9. Likewise, the allegation about the Saturday exiting and return had never been something which featured prominently, although it was looked at by the Defendants' expert, who took readings on that day. There, therefore, was some time spent in the preparation of the Defendants' case which ultimately has turned out not to be of great value. But it is not very great. In fact, I think it is very small in the context of the time this case has taken, which ran, I think, into six days, apart from today when judgment has been handed down.

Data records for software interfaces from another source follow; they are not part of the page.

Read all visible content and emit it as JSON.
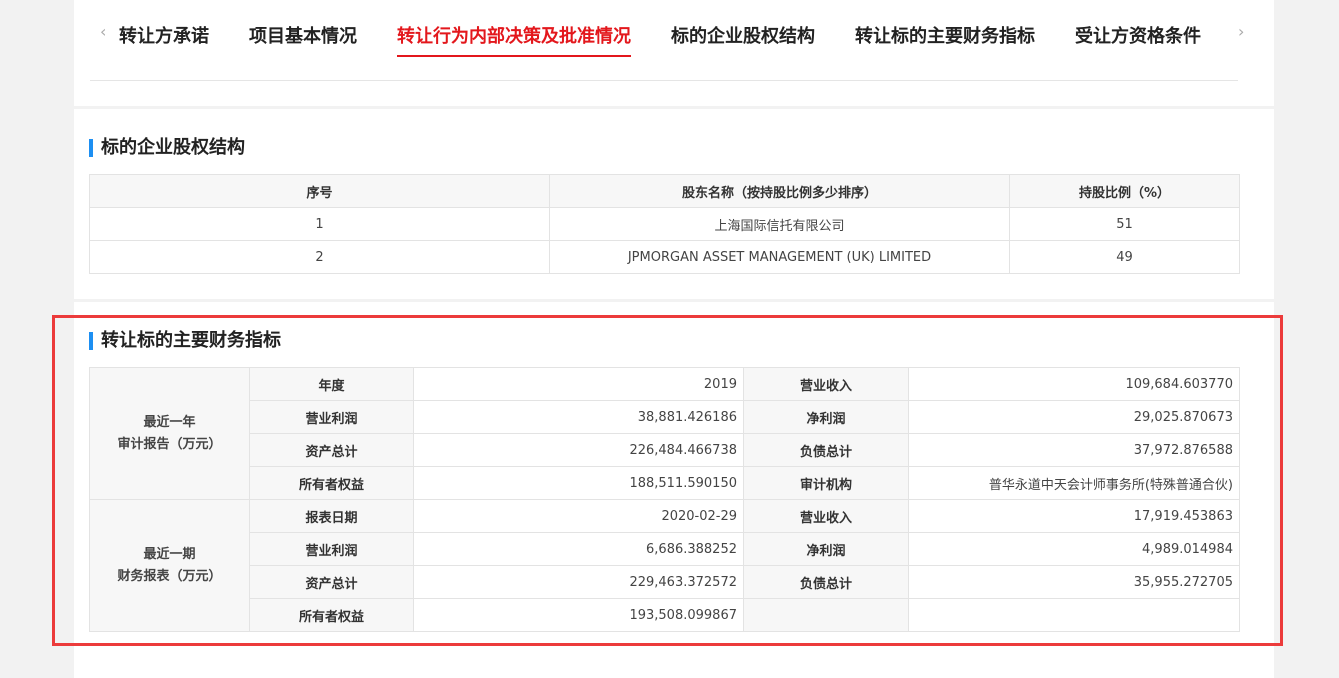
{
  "nav": {
    "prev_icon": "chevron-left-icon",
    "next_icon": "chevron-right-icon",
    "prev_glyph": "‹",
    "next_glyph": "›",
    "tabs": [
      {
        "label": "转让方承诺"
      },
      {
        "label": "项目基本情况"
      },
      {
        "label": "转让行为内部决策及批准情况"
      },
      {
        "label": "标的企业股权结构"
      },
      {
        "label": "转让标的主要财务指标"
      },
      {
        "label": "受让方资格条件"
      }
    ],
    "active_tab_index": 2,
    "active_color": "#e3171c"
  },
  "equity": {
    "title": "标的企业股权结构",
    "headers": [
      "序号",
      "股东名称（按持股比例多少排序）",
      "持股比例（%）"
    ],
    "rows": [
      [
        "1",
        "上海国际信托有限公司",
        "51"
      ],
      [
        "2",
        "JPMORGAN ASSET MANAGEMENT (UK) LIMITED",
        "49"
      ]
    ]
  },
  "financials": {
    "title": "转让标的主要财务指标",
    "groups": [
      {
        "label_line1": "最近一年",
        "label_line2": "审计报告（万元）",
        "rows": [
          [
            "年度",
            "2019",
            "营业收入",
            "109,684.603770"
          ],
          [
            "营业利润",
            "38,881.426186",
            "净利润",
            "29,025.870673"
          ],
          [
            "资产总计",
            "226,484.466738",
            "负债总计",
            "37,972.876588"
          ],
          [
            "所有者权益",
            "188,511.590150",
            "审计机构",
            "普华永道中天会计师事务所(特殊普通合伙)"
          ]
        ]
      },
      {
        "label_line1": "最近一期",
        "label_line2": "财务报表（万元）",
        "rows": [
          [
            "报表日期",
            "2020-02-29",
            "营业收入",
            "17,919.453863"
          ],
          [
            "营业利润",
            "6,686.388252",
            "净利润",
            "4,989.014984"
          ],
          [
            "资产总计",
            "229,463.372572",
            "负债总计",
            "35,955.272705"
          ],
          [
            "所有者权益",
            "193,508.099867",
            "",
            ""
          ]
        ]
      }
    ]
  },
  "colors": {
    "accent_bar": "#1d8ff2",
    "highlight_box": "#ec3b3b"
  }
}
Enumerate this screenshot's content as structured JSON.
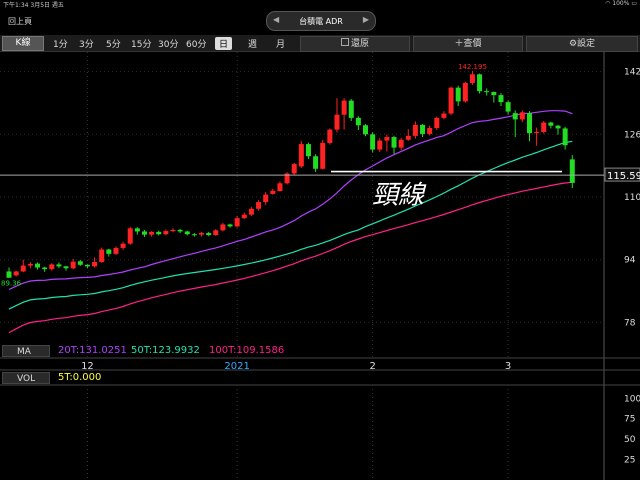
{
  "status_bar": {
    "time_date": "下午1:34  3月5日 週五",
    "battery": "100%"
  },
  "nav": {
    "back_label": "回上頁",
    "title": "台積電 ADR",
    "prev_icon": "chevron-left-icon",
    "next_icon": "chevron-right-icon"
  },
  "toolbar": {
    "chart_type": "K線",
    "periods": [
      "1分",
      "3分",
      "5分",
      "15分",
      "30分",
      "60分",
      "日",
      "週",
      "月"
    ],
    "selected_period": "日",
    "restore_label": "還原",
    "query_label": "查價",
    "settings_label": "設定"
  },
  "ma_panel": {
    "label": "MA",
    "ma20": "20T:131.0251",
    "ma50": "50T:123.9932",
    "ma100": "100T:109.1586"
  },
  "vol_panel": {
    "label": "VOL",
    "vol5": "5T:0.000"
  },
  "colors": {
    "up": "#ff2222",
    "down": "#22dd22",
    "ma20": "#b040ff",
    "ma50": "#20e0b0",
    "ma100": "#ff2288",
    "date_label": "#33aaff",
    "vol5": "#ffff33"
  },
  "chart_data": {
    "type": "candlestick",
    "price_axis": {
      "ticks": [
        142,
        126,
        110,
        94,
        78
      ],
      "range": [
        73,
        147
      ]
    },
    "vol_axis": {
      "ticks": [
        100,
        75,
        50,
        25
      ],
      "range": [
        0,
        115
      ]
    },
    "current_price": "115.59",
    "high_label": "142.195",
    "low_label": "89.36",
    "x_labels": [
      {
        "label": "12",
        "index": 11
      },
      {
        "label": "2021",
        "index": 32
      },
      {
        "label": "2",
        "index": 51
      },
      {
        "label": "3",
        "index": 70
      }
    ],
    "annotation": "頸線",
    "neckline_price": 116.5,
    "candles": [
      [
        91,
        89.4,
        92,
        89.4
      ],
      [
        90,
        91,
        91.2,
        89.7
      ],
      [
        91,
        92.5,
        94,
        90.8
      ],
      [
        92.5,
        92.9,
        93.4,
        91.8
      ],
      [
        93,
        92,
        93.3,
        91.5
      ],
      [
        92,
        91.6,
        92.2,
        90.9
      ],
      [
        91.6,
        92.8,
        93.1,
        91.2
      ],
      [
        92.8,
        92.3,
        93.3,
        91.9
      ],
      [
        92.3,
        91.8,
        92.4,
        91.2
      ],
      [
        91.8,
        93.5,
        94.2,
        91.6
      ],
      [
        93.6,
        92.7,
        93.9,
        92.4
      ],
      [
        92.7,
        92.3,
        92.8,
        91.9
      ],
      [
        92.3,
        93.4,
        94.6,
        92
      ],
      [
        93.4,
        96.6,
        97.1,
        93.2
      ],
      [
        96.6,
        95.5,
        96.8,
        94.8
      ],
      [
        95.5,
        97,
        97.4,
        95.2
      ],
      [
        97,
        98.1,
        98.6,
        96.5
      ],
      [
        98.1,
        102,
        102.4,
        97.8
      ],
      [
        102,
        101.2,
        102.3,
        100.4
      ],
      [
        101.2,
        100.4,
        101.6,
        99.8
      ],
      [
        100.4,
        101.1,
        101.3,
        99.9
      ],
      [
        101.1,
        100.5,
        101.4,
        100.2
      ],
      [
        100.5,
        101.3,
        101.7,
        100.2
      ],
      [
        101.3,
        101.6,
        102,
        101
      ],
      [
        101.6,
        101.2,
        101.9,
        100.8
      ],
      [
        101.2,
        100.5,
        101.4,
        100.2
      ],
      [
        100.5,
        100.4,
        100.8,
        99.9
      ],
      [
        100.4,
        100.8,
        101.1,
        99.9
      ],
      [
        100.8,
        100.3,
        101.1,
        100
      ],
      [
        100.3,
        101.5,
        101.8,
        100.1
      ],
      [
        101.5,
        103,
        103.4,
        101.2
      ],
      [
        103,
        102.5,
        103.2,
        102.2
      ],
      [
        102.5,
        104.6,
        105.2,
        102.2
      ],
      [
        104.6,
        105.5,
        106,
        104.4
      ],
      [
        105.5,
        107,
        107.5,
        105.1
      ],
      [
        107,
        108.7,
        109.2,
        106.5
      ],
      [
        108.7,
        110.6,
        111.3,
        108
      ],
      [
        110.8,
        111.6,
        112.1,
        110.6
      ],
      [
        111.5,
        113.5,
        114,
        111.4
      ],
      [
        113.5,
        116,
        116.3,
        113.2
      ],
      [
        116,
        118.4,
        118.7,
        115.5
      ],
      [
        117.8,
        123.5,
        124.3,
        117.4
      ],
      [
        123.5,
        120.4,
        123.9,
        119.7
      ],
      [
        120.4,
        117.2,
        120.9,
        116.4
      ],
      [
        117.2,
        123.8,
        124.6,
        117
      ],
      [
        123.8,
        127.2,
        127.5,
        123.4
      ],
      [
        127.2,
        131,
        135.2,
        126.5
      ],
      [
        131,
        134.6,
        135.2,
        127.2
      ],
      [
        134.6,
        130.2,
        135,
        129.4
      ],
      [
        130.2,
        128.3,
        130.6,
        127.1
      ],
      [
        128.3,
        126,
        128.6,
        125.5
      ],
      [
        126,
        122.1,
        126.5,
        121.4
      ],
      [
        122.1,
        124.4,
        125,
        121.5
      ],
      [
        124.4,
        125.3,
        125.9,
        121.6
      ],
      [
        125.3,
        122.6,
        125.6,
        120.9
      ],
      [
        122.6,
        124.6,
        125.1,
        122
      ],
      [
        124.6,
        125.6,
        127.3,
        124.3
      ],
      [
        125.6,
        128.4,
        129.3,
        124.9
      ],
      [
        128.4,
        126.1,
        128.6,
        125.3
      ],
      [
        126.1,
        127.6,
        128.2,
        125.7
      ],
      [
        127.6,
        130.2,
        130.5,
        127.1
      ],
      [
        130.2,
        131.3,
        131.9,
        129.8
      ],
      [
        131.3,
        137.9,
        138.2,
        130.9
      ],
      [
        137.9,
        134.4,
        138.4,
        133.2
      ],
      [
        134.4,
        139.1,
        139.4,
        134.1
      ],
      [
        139.1,
        141.3,
        142.2,
        138.6
      ],
      [
        141.3,
        137,
        141.5,
        136.4
      ],
      [
        137,
        136.8,
        137.7,
        135.9
      ],
      [
        136.8,
        136,
        136.9,
        134.1
      ],
      [
        136,
        134.2,
        136.5,
        133.2
      ],
      [
        134.2,
        131.8,
        134.6,
        131
      ],
      [
        131.4,
        129.8,
        132.1,
        125.3
      ],
      [
        129.8,
        131.6,
        132.1,
        129.1
      ],
      [
        131.4,
        126.3,
        131.9,
        124.2
      ],
      [
        126.3,
        126.6,
        127.7,
        123.1
      ],
      [
        126.6,
        129,
        129.4,
        126.2
      ],
      [
        129,
        128.2,
        129.2,
        127.5
      ],
      [
        128.2,
        127.5,
        128.4,
        125.9
      ],
      [
        127.5,
        123.2,
        127.9,
        122.1
      ],
      [
        119.6,
        113.6,
        120.7,
        112.3
      ]
    ]
  }
}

10. Both parties took time on issues which turned out not to assist the court or on matters where they lost. For the Claimant an application was made on the first day for evidence to be admitted, which I rejected. It is said that the Defendants took an unnecessary time cross-examining. I was generous to both sides so far as examining their own witnesses is concerned, but I do think that cross-examination on behalf of the Defendants, which quite clearly took a lot longer than cross-examination on behalf of the Claimant, did take longer than I reasonably would have expected, and there were occasions when matters were pursued which were no longer in issue. From time to time I nudged Mr Diggins about this.
11. Looked at in the round, it seems to me that, save for the time spent on preparation on the planning issue, it is six of one and half a dozen of the other in this case. Therefore, I propose to make an order that the costs will follow the event, save that the Claimants should be deprived of £7,500 of their costs, which seems to me will cover those preparatory matters which otherwise need not have been gone into.
12. I think it is better to do it that way than to do it by way of a percentage, because who knows what the costs will come to in this case. It seems to me that £7,500 would probably cover the extra time spent taking witness statements, or loss of use of those witnesses, and the extra time spent by the expert on matters which have turned out not to be matters of great importance in this case.
13. Therefore, the claimants will have their costs save for £7,500 Those costs will be assessed, if not agreed.
14. There is an application for an interim payment on account of costs. Mr Hyam is seeking a total of £195,000. £125,000, he says, is approximately two-thirds of the sum claimed to date - this is a conditional fee case - and £70,000 towards the ATE premium due. The ATE premium liable to be paid is £97,000. Mr Diggins says, "Why should the Claimants have an interim payment towards payment of a sum to insurers ?" He would take a different stance if it concerned ordinary individuals. I do not think one can properly distinguish between ordinary individuals and insurers as simply as that. They have provided cover. They have to be paid. There is a liability to pay them, subject to taxation, and therefore I see no reason why an interim payment in principle, or part of it, should not go towards what will ultimately have to be paid to them. But I take the view too that costs should not exceed a reasonable proportion of sums likely to be awarded. I take the view that the appropriate sum here in total should be £130,000. Part of that - I will leave it to the Claimant's solicitors as to what it should be - should be towards the ATE premium. I am not going to hamstring them, because there may be some people who need money more than others. I am happy to leave that in their discretion.